Facebook started a trend in August 2012 when it announced the ability for brands to target ads on the social network to people in brands’ customer databases. Since then a version of the ad-targeting option has been adopted by Twitter, Google, LinkedIn and now Pinterest.
Pinterest will start letting brands upload lists of customers’ email addresses in order to target ads to the 100 million people that use the social network each month. As with the other companies’ examples, Pinterest will match those email addresses against the email addresses attached to its users’ accounts and will use an encryption process called “hashing” to match the two databases without exposing the raw personally identifiable information. Brands can use this customer database targeting in tandem with Pinterest’s other targeting options, which are also at the center of the company’s news on Tuesday. Those other targeting options include interest categories, the number of which being expanded exponentially and which can now be paired with keyword targeting.
To use the customer database targeting, advertisers must have at least 100 email addresses in the lists they upload to Pinterest. That requirement gives Pinterest a way to make sure that brands can target individuals too specifically. Advertisers can also use these lists for a reverse type of targeting by excluding those customers from seeing ads that may be intended for people that aren’t already customers.
For now the customer database targeting is only available through ad tech firms in Pinterest’s Marketing Developer Partners program that provide brands automated tools to buy ads on Pinterest.
Small- and medium-sized businesses in the US will be able to use this customer database targeting more directly later this year when Pinterest adds the option to its self-serve ad-buying tool Pinterest Ads Manager. That’s because Pinterest is finally opening up the self-serve tool to all SMBs in the US after limiting access to those businesses on a waitlist. Pinterest plans to roll out the self-serve tool to the United Kingdom sometime later during the first half of 2016 and possibly other English-speaking markets later in the year, said Nipoon Malhotra, the ads product lead at Pinterest.

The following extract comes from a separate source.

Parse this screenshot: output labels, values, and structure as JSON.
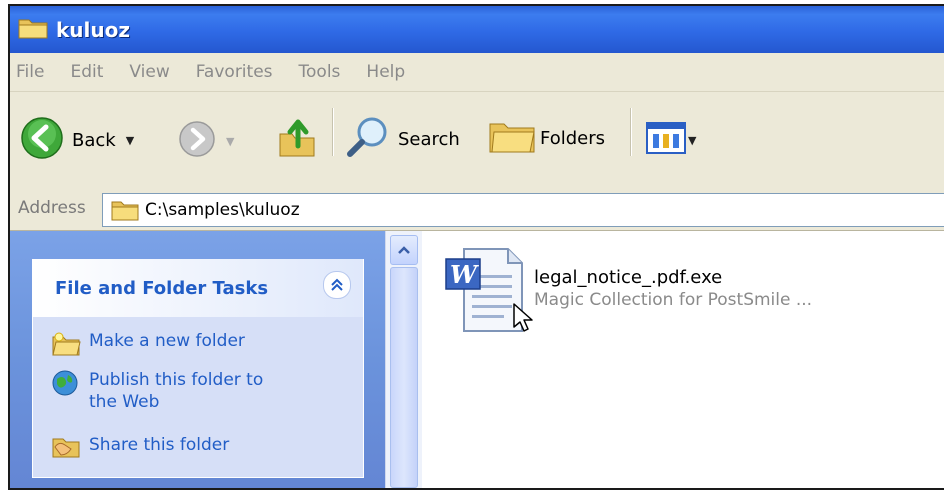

Pinterest claims that tens of thousands of SMBs have tried out the self-serve tool over the past year and a half, which has helped Pinterest’s revenue grow five-fold from 2014 to 2015, according to Mr. Malhotra. Part of Pinterest’s potential allure to advertisers is that ads may have a longer shelf life on Pinterest than on other platforms. Mr. Maholtra said the average pin on Pinterest has a half-life of 3.5 months. That may explain why Pinterest’s early advertisers see performance boosts long after they launch a campaign. In the month after brands started running a promoted pin campaign — which is just the paid distribution of an organic pin — on average they received 20% extra free clicks through a combination of the pin’s organic distribution and people repinning the promoted pin, according to Mr. Malhotra, noting that the stat is specific to brands that spent at least a dollar a day on the campaign.
Pinterest is beefing up its ad targeting options in other ways. For starters it is offering a lot more options. Pinterest has expanded the number of interests that advertisers can target against from 30 to 420. That 1,300% increase in the number of interest targets is driven mainly by adding sub-categories to the existing interests. For example, previously a brand may have been able to advertise to people interested in men’s fashion at a broad level, but now that brand could more specifically pinpoint people interested in men’s shoes.
At the same time as it adds more interests to target, Pinterest is introducing a new way to use those interests. Previously the ads appearing in content feeds like the Pinterest home page could be targeted by interest but not by keyword, and the ads appearing in search results could be targeted by keyword but not by interest. No longer. Advertisers can now use interest targeting and keyword targeting simultaneously. This combination allows brands to advertise to people who may be using Pinterest to search for something specific but who also to stick around to browse, said Mr. Malhotra.
via Marketing Land